ACTIVITY: Each line of the records that includes "Chapter" should be found and copied.

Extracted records
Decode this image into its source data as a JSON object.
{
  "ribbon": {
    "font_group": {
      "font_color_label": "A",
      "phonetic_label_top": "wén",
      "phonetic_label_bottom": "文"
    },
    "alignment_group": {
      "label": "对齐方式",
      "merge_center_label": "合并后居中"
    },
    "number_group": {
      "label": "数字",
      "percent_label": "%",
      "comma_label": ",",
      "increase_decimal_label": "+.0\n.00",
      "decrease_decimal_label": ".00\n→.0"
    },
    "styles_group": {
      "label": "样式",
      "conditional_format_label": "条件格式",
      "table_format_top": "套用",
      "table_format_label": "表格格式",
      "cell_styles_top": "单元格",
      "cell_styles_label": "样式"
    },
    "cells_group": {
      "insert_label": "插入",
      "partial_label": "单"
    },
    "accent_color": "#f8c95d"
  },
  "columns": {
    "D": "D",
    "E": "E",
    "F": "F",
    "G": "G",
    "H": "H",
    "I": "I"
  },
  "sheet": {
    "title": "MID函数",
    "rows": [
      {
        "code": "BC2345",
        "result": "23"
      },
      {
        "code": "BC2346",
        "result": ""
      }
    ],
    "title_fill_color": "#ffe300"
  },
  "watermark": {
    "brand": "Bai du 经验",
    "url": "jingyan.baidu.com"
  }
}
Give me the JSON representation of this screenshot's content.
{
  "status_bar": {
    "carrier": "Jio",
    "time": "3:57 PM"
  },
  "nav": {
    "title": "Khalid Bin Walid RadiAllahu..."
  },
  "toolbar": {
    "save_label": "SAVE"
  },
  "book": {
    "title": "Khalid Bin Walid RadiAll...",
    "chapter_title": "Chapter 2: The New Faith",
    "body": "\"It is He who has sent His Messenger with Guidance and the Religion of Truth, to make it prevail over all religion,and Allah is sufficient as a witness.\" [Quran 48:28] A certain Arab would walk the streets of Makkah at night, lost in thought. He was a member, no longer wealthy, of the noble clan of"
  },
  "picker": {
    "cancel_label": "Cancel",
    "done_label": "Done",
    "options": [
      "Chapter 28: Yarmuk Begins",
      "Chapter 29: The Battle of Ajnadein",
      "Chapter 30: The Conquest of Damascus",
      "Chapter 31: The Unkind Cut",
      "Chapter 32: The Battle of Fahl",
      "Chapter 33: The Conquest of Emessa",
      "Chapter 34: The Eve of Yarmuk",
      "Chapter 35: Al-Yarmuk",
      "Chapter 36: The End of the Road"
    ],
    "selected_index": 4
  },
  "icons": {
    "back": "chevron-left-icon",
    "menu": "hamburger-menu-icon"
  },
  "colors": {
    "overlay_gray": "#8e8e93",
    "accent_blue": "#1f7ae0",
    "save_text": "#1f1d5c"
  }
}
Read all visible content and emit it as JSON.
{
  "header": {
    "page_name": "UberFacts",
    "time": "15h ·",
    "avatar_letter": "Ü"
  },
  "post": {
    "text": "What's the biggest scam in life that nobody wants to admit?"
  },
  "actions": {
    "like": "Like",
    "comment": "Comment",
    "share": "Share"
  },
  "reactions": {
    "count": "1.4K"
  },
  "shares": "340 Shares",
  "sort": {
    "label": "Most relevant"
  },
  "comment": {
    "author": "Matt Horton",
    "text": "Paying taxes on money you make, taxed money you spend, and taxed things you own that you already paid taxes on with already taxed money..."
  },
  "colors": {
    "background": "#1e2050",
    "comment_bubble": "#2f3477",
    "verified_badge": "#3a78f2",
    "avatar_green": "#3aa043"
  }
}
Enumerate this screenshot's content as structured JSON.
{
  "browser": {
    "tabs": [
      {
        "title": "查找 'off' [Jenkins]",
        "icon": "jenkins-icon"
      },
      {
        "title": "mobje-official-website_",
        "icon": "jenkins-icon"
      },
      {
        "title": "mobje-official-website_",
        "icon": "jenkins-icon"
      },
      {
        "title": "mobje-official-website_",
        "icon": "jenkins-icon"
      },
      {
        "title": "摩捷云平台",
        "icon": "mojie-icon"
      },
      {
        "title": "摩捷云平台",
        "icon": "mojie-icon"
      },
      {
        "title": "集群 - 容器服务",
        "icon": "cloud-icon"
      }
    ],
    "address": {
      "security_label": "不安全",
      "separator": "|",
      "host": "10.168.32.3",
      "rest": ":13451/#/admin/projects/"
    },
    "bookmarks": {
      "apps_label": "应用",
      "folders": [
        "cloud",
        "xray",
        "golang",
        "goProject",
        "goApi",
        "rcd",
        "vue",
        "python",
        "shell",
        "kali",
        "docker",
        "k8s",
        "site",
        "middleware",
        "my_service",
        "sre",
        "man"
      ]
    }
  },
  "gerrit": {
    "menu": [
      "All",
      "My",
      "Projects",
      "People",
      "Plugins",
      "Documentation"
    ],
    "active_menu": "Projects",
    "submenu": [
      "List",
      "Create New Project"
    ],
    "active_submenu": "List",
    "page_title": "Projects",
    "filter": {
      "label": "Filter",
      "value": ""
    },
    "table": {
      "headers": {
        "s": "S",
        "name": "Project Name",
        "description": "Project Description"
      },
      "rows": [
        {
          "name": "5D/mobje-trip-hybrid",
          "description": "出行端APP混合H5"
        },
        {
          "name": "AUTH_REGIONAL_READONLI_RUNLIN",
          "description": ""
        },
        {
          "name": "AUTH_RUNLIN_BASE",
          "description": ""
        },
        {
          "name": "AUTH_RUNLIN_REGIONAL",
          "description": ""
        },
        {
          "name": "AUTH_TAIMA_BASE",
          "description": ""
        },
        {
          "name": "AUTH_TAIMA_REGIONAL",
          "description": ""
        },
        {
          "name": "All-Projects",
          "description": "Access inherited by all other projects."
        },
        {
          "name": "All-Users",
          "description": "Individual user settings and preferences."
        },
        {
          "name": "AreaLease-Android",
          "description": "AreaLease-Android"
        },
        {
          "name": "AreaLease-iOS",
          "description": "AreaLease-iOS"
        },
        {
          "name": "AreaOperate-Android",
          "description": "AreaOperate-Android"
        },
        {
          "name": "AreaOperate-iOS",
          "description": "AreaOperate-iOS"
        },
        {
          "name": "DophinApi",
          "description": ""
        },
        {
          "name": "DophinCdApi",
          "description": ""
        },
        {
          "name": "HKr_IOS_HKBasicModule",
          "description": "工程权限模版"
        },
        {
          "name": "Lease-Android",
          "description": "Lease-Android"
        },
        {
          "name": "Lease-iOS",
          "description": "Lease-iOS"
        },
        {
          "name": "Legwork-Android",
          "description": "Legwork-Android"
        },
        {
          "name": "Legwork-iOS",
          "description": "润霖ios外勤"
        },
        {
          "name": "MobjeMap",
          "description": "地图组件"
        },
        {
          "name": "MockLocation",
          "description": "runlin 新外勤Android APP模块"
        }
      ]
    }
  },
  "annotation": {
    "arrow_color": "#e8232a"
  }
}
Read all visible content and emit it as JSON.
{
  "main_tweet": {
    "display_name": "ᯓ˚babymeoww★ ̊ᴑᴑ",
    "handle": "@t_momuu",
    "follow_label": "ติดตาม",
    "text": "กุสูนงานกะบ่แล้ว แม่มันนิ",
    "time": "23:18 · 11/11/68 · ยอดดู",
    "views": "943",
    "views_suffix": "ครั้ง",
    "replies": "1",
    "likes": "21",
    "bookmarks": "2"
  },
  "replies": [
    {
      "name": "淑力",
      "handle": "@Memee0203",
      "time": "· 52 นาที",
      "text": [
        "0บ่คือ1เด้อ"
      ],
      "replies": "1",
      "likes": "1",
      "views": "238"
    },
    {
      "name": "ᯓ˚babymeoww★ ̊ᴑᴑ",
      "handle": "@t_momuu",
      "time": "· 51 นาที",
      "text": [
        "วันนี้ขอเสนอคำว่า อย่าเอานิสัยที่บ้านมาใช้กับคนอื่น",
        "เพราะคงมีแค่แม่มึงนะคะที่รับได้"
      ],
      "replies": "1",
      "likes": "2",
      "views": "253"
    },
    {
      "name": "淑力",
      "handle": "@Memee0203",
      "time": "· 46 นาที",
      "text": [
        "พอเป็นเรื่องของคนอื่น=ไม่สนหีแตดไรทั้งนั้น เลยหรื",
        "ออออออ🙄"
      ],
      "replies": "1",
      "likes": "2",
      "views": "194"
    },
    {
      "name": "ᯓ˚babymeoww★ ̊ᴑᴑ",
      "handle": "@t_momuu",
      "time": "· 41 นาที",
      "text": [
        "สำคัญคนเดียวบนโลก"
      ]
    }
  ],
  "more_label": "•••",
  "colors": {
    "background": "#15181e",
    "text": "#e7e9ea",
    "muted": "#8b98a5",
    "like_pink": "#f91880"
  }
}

REPLY TO THE TASK:
    "chapter_title": "Chapter 2: The New Faith",
      "Chapter 28: Yarmuk Begins",
      "Chapter 29: The Battle of Ajnadein",
      "Chapter 30: The Conquest of Damascus",
      "Chapter 31: The Unkind Cut",
      "Chapter 32: The Battle of Fahl",
      "Chapter 33: The Conquest of Emessa",
      "Chapter 34: The Eve of Yarmuk",
      "Chapter 35: Al-Yarmuk",
      "Chapter 36: The End of the Road"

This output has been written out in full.